The recount started early Tuesday and continued through the afternoon in a race to beat the clock and a 4:30 p.m. deadline. State law required the recount be done by 5 p.m.
In one room, teams of counters worked through piles of paper ballots while in the other, a former bank vault, teams drew the tallies from ballot reports on electronic ballots, highlighting votes for Wasinger in pink and votes for Phelps in green.
Both areas were quiet, with the only constant in the vault being the sounds of shuffling papers, whirring adding machines, clicking keyboards, a humming printer, and the squeak of highlighters on paper. Besides Bird and Wasinger, the handful of observers included Democratic Party Chair Henry Schwaller IV, Republican Party Chair Dustin Roths, attorney Jonathan Ehrlich, Oskaloosa, representing the Kansas House Republican Campaign Committee, and Hays real estate icon Errol Wuertz.
Bird said early in the day he suspected an accuracy problem based on election results from paper ballots cast. He based that on the fact that Phelps, with paper ballots in advance voting and during the election, was winning with 55 percent of the votes, with a 175-vote lead. But in machine voting in advance and on election day, Phelps captured only 48 percent of the vote.
“A candidate doesn’t just drop like that,” he said, adding, “55 percent when it’s done in a way we can actually measure it, and 48 when all we get is data spit out on paper, with no ballots to look at? I wouldn’t want to base my freedom on that kind of a result.”
Bird cited a 2007 Everest Voting Study from Ohio and Pennsylvania. That report concluded iVotronic voting machines, like those used in Ellis County, are insecure and can be hacked 100 different ways, “including 19 ways by the voter in the booth,” he said.
Bird doesn’t hold Maskus at fault for the voting machines.
“I don’t think anyone stole the election. I think they lost control by not having the proper equipment,” he said. “I think Donna has been saddled with outdated, outmoded equipment.

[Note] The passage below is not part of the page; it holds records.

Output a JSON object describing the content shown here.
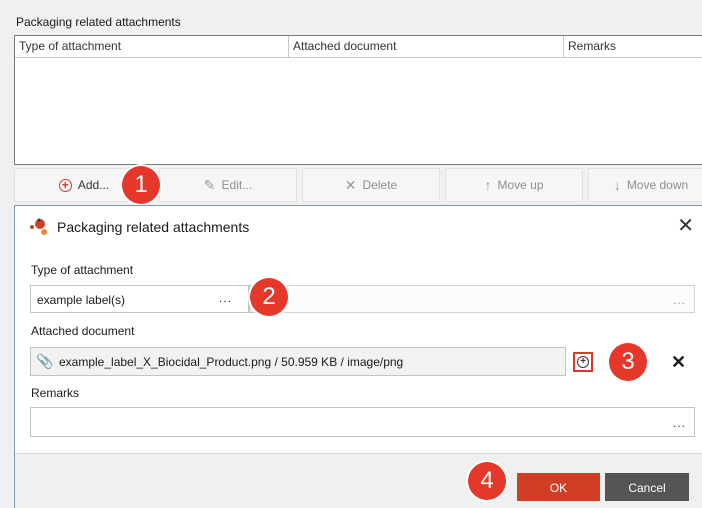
{
  "background_panel": {
    "title": "Packaging related attachments",
    "columns": [
      "Type of attachment",
      "Attached document",
      "Remarks"
    ]
  },
  "background_toolbar": {
    "add_label": "Add...",
    "edit_label": "Edit...",
    "delete_label": "Delete",
    "move_up_label": "Move up",
    "move_down_label": "Move down"
  },
  "annotations": [
    "1",
    "2",
    "3",
    "4"
  ],
  "dialog": {
    "title": "Packaging related attachments",
    "type_label": "Type of attachment",
    "type_value": "example label(s)",
    "type_dots": "...",
    "doc_label": "Attached document",
    "doc_value": "example_label_X_Biocidal_Product.png / 50.959 KB / image/png",
    "remarks_label": "Remarks",
    "remarks_value": "",
    "ellipsis": "...",
    "ok_label": "OK",
    "cancel_label": "Cancel"
  },
  "icons": {
    "add": "plus-circle-icon",
    "edit": "pencil-icon",
    "delete": "x-icon",
    "move_up": "arrow-up-icon",
    "move_down": "arrow-down-icon",
    "attachment": "paperclip-icon",
    "close": "close-icon"
  },
  "colors": {
    "accent_red": "#d03f25",
    "badge_red": "#e5372a",
    "cancel_gray": "#555555",
    "dialog_border": "#7f95b1"
  }
}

And despite Donna asking, the county commissioners have failed and neglected to go to a voting system that is secure.”
Bird called on the county to use paper ballots, which he said can be counted efficiently in Ellis County, rather than voting machines that he said are an urban trend where there is a larger volume of votes.
Wasinger said she was honored to be elected to represent the 111th District.
“I am also proud that my campaign was based on the issues and stayed positive as I had promised I would do throughout my campaign," she said. "There is simply no need at this level of local politics to use negative attacks and personal character assassination as normal campaign tactics.”
She said her first step as a legislator will be orientation for new state representatives in December.